  10. Urban Yoga

    3225 N. Central Ave., Phoenix
    Urban Yoga is devoted to creating a sanctuary of strength and spirit in the heart of the city. It offers a wide range of classes each week in a variety of yoga practices, as well as workshops, seminars and events on yoga and holistic health.

  11. Yoga Breeze

    4705 E. Carefree Hwy., #111, Cave Creek
    Daily yoga classes, yoga teacher training, reiki healing and training, world-class life coaching, nutrition counseling, hypnotherapy, as well as workshops, trainings and special events with international leaders in yoga and spirituality.

  12. Yoga Kamala

    5115 N. Scottsdale Road, Scottsdale
    Services range from traditional to modern yoga classes, workshops, monthly yoga spa days, private yoga sessions, Hatha yoga and meditation.

  13. Yoga Pura

    15440 N. 7th St., #1, Phoenix
    Directed by Yogi E, aka Eric Walrabenstein, the experienced and certified teachers are skilled in all facets of the practice, including guiding your yoga postures, assisting you to work safely within the limits of your ability, and helping you to discover the profound and life-changing secrets yoga has to offer in every part of your life. It also offers regular workshops on yoga postures, yoga philosophy, meditation and application of yoga into your everyday life.

  14. Zenergy
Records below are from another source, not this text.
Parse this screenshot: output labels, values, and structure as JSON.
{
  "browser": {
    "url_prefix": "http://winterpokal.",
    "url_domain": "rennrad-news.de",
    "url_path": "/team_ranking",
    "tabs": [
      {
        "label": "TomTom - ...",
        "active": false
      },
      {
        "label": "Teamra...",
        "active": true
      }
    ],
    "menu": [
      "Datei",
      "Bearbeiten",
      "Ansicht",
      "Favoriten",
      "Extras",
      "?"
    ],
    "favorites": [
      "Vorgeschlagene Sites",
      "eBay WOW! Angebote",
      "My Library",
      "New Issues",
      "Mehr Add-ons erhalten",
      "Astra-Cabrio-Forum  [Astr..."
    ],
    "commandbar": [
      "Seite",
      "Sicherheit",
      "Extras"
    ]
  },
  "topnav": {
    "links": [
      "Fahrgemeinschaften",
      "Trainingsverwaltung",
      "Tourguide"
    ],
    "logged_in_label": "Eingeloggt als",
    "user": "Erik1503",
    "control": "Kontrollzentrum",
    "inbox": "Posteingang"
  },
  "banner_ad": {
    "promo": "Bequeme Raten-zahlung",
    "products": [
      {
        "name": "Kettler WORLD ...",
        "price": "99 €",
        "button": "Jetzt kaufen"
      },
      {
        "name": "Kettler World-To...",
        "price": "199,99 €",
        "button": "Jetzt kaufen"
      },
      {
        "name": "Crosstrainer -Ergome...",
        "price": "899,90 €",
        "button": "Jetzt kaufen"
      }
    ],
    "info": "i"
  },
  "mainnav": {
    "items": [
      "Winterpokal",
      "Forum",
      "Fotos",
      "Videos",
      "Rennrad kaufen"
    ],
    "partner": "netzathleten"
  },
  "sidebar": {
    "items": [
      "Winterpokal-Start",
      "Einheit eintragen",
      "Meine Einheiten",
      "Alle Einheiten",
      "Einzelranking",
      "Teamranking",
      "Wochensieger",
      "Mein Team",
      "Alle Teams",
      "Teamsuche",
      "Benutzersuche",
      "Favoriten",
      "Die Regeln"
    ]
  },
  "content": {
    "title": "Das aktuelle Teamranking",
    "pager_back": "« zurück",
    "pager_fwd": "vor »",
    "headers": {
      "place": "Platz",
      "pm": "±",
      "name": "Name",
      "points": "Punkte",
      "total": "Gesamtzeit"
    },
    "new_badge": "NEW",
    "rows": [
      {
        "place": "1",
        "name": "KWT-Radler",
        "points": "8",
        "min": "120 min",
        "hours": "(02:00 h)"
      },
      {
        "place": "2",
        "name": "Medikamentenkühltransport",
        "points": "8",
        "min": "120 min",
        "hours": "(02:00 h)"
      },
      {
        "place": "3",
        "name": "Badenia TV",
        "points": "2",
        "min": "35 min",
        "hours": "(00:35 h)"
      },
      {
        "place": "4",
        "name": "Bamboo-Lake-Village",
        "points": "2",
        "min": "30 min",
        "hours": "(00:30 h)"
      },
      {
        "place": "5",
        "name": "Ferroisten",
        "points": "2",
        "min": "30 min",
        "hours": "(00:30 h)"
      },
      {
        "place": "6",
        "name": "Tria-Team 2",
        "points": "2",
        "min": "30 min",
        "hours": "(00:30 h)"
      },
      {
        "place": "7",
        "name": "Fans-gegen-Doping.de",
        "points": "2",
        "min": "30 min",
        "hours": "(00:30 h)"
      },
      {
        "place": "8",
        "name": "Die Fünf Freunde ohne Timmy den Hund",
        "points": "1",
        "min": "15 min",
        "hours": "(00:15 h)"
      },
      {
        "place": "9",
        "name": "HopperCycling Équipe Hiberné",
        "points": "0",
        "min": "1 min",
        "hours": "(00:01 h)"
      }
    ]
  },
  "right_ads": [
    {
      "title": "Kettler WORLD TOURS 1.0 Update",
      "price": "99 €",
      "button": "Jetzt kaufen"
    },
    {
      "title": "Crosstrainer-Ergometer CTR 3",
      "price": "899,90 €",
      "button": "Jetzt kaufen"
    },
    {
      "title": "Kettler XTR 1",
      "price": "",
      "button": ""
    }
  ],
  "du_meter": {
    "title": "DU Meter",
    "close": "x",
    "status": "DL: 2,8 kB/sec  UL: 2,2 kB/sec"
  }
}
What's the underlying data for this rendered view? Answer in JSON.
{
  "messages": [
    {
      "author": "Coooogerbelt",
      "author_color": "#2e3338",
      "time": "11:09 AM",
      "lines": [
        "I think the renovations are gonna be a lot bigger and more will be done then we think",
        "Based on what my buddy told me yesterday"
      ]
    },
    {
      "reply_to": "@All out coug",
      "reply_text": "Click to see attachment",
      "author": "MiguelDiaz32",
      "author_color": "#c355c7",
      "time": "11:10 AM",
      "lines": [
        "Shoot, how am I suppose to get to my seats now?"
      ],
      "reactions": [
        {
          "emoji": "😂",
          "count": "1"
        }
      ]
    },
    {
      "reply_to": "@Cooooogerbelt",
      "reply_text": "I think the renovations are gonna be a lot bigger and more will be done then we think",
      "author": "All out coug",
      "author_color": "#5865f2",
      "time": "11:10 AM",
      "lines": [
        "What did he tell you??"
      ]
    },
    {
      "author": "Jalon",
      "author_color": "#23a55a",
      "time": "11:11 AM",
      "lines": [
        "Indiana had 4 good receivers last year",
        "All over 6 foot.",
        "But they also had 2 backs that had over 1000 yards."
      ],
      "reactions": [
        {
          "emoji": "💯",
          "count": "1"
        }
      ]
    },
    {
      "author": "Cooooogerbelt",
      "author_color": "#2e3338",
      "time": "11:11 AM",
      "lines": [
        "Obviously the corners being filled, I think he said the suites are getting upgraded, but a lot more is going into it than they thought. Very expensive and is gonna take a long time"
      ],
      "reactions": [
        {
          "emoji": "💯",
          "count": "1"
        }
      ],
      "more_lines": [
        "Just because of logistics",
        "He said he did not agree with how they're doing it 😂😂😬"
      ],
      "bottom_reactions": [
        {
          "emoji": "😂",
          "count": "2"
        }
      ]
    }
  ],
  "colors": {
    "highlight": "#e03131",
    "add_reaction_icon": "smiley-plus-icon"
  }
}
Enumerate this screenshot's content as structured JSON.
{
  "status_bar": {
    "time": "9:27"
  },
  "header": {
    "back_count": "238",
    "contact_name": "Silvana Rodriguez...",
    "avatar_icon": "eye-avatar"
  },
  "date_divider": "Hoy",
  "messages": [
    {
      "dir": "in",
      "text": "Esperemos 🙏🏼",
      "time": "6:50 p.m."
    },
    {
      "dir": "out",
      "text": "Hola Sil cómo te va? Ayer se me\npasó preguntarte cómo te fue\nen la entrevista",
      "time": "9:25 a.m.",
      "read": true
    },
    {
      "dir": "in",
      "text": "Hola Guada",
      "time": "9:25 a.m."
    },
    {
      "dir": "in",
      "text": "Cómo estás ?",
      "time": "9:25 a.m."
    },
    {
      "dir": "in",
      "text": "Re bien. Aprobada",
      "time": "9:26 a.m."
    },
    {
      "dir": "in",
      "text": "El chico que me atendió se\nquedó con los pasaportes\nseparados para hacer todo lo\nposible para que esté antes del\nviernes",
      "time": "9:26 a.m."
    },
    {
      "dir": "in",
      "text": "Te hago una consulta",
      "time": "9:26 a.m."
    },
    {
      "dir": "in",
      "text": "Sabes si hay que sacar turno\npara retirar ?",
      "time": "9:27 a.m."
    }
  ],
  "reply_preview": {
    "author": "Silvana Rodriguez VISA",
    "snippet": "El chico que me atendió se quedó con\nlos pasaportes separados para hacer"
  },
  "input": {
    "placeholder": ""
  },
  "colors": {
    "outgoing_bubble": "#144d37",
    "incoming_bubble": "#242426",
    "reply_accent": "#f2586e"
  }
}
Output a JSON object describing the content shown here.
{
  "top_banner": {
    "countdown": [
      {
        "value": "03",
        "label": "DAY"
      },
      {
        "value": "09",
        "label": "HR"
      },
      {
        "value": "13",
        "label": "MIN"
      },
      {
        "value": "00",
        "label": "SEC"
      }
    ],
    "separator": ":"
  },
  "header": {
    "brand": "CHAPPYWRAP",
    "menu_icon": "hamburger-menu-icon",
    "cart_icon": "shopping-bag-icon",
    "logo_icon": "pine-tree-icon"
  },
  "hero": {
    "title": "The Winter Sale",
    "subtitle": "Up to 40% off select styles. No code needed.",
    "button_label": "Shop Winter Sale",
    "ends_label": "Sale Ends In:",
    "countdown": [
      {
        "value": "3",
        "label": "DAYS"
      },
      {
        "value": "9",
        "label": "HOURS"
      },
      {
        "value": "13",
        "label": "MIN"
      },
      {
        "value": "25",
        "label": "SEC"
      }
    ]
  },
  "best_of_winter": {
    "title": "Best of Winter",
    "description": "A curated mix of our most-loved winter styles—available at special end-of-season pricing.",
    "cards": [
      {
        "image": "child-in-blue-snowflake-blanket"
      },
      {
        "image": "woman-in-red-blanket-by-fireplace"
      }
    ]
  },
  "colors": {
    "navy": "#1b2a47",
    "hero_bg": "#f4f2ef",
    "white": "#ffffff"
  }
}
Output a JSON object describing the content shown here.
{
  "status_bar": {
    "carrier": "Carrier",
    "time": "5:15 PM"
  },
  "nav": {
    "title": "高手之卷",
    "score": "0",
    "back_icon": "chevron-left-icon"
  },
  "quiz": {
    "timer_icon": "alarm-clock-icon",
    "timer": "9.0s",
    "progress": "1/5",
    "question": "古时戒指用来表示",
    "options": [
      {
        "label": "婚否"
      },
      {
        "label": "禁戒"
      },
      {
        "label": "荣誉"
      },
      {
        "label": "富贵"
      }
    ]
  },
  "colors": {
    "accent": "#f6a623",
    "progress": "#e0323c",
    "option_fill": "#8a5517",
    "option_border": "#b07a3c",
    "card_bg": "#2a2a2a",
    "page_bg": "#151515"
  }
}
    16447 N. 91st St., #105, Scottsdale
    More than 30 classes per week for beginners through advanced. Enjoy an intimate and welcoming environment with small class sizes, excellent hands-on instruction, affordable pricing, and yoga packages that can be shared with immediate family members. Zenergy has a new partnership with Willow Stream Spa at the Fairmont Scottsdale. Classes will be offered at its beautiful spa for Zenergy yoga.